As you look over the data below, please find each line where the word "skip" appears, then copy it.
==============================
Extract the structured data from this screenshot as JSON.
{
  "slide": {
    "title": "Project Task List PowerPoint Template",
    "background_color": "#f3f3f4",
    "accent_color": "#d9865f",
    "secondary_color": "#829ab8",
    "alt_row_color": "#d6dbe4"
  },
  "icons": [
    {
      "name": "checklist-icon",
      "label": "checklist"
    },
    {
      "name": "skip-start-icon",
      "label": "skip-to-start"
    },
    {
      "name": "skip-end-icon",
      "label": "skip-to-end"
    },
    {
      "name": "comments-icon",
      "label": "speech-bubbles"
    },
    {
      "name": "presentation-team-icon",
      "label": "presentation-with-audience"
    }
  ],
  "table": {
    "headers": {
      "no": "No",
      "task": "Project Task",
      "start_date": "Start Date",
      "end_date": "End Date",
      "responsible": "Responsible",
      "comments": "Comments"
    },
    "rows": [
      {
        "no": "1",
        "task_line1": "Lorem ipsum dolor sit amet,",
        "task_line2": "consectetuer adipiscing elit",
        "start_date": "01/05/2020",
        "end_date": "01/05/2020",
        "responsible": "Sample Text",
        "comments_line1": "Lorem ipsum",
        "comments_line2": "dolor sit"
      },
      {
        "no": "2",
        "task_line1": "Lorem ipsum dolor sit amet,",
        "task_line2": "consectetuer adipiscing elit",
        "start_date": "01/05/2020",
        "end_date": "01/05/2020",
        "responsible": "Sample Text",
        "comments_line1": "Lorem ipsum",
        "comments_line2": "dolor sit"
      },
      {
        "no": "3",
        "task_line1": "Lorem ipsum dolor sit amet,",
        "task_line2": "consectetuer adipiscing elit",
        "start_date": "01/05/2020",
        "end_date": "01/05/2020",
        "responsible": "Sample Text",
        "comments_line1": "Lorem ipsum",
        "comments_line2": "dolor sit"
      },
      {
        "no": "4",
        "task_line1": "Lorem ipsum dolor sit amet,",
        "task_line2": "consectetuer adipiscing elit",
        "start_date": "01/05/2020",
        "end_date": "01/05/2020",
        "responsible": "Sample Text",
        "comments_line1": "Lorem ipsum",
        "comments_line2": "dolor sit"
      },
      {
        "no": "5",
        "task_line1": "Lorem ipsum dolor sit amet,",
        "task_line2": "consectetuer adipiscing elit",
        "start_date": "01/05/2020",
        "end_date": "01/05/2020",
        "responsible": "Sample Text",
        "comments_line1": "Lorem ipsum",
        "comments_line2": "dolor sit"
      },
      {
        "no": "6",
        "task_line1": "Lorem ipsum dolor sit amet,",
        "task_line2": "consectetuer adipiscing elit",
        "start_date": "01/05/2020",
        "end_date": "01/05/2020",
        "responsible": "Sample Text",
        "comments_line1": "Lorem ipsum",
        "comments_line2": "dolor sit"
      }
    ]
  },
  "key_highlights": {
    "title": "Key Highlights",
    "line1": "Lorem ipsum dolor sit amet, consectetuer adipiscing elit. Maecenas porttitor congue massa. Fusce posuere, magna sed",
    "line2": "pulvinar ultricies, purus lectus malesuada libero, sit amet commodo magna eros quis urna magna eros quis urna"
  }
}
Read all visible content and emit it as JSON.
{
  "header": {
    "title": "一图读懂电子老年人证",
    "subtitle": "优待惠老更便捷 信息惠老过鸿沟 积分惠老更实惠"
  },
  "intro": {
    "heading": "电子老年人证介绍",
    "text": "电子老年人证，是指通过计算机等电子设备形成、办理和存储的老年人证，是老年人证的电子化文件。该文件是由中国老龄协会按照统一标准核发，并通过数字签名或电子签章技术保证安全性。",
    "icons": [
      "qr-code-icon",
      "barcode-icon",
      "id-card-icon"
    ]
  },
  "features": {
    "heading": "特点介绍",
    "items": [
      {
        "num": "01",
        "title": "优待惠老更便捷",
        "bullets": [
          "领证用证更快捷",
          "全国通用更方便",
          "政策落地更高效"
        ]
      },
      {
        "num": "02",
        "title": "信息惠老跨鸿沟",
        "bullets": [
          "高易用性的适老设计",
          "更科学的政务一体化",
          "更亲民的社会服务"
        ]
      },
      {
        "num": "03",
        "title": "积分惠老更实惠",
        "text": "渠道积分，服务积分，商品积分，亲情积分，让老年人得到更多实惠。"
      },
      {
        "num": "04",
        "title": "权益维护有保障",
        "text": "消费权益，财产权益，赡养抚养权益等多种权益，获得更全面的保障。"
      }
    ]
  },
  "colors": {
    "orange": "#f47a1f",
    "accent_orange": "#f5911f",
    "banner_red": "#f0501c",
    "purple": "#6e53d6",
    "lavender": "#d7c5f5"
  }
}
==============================
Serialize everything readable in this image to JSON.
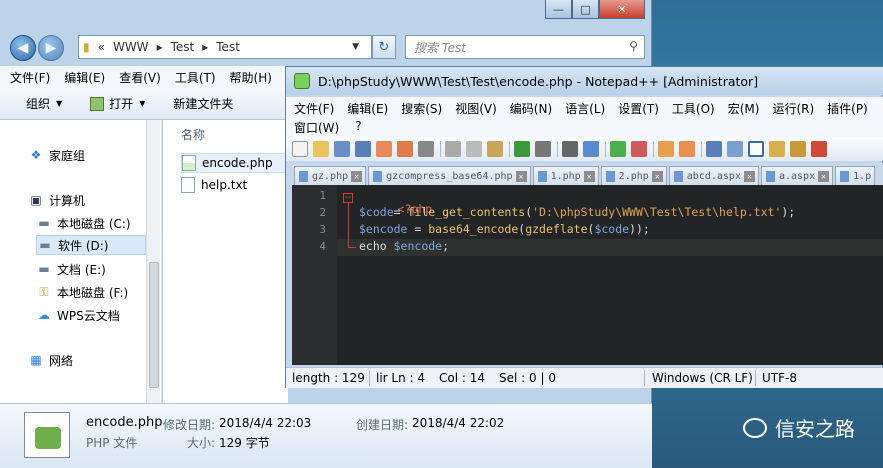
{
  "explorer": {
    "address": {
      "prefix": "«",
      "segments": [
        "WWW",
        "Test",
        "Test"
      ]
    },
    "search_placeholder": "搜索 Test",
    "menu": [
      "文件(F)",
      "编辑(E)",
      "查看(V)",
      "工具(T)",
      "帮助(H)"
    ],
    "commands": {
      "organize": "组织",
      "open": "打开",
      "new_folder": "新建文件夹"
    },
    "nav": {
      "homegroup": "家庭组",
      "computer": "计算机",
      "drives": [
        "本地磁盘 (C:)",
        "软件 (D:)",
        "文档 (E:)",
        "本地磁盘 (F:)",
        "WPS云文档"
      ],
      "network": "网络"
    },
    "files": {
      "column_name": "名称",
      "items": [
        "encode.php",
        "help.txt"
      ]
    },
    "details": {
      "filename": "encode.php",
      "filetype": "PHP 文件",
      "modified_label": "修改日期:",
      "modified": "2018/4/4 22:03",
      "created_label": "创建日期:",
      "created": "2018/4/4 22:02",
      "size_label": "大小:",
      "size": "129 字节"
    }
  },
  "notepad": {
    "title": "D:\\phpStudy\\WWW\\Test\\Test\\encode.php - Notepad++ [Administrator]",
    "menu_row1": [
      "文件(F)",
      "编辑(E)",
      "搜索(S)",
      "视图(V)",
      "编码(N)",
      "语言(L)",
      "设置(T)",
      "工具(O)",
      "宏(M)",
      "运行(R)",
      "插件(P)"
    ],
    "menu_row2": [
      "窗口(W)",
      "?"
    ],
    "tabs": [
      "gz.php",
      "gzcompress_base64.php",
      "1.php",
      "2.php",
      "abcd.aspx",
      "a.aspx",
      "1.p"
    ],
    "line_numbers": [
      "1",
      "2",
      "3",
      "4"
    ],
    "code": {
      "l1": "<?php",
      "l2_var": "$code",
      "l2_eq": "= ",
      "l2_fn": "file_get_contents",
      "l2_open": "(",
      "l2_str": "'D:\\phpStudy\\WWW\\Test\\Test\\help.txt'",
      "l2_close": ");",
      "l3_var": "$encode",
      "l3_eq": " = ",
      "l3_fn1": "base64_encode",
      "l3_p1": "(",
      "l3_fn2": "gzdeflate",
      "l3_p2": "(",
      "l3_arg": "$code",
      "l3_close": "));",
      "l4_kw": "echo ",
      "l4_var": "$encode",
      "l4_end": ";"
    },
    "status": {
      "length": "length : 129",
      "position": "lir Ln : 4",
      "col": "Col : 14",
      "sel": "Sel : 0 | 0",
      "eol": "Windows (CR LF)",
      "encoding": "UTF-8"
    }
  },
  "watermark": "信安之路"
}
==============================
- **Exercise result**:
      "name": "skip-start-icon",
      "label": "skip-to-start"
      "name": "skip-end-icon",
      "label": "skip-to-end"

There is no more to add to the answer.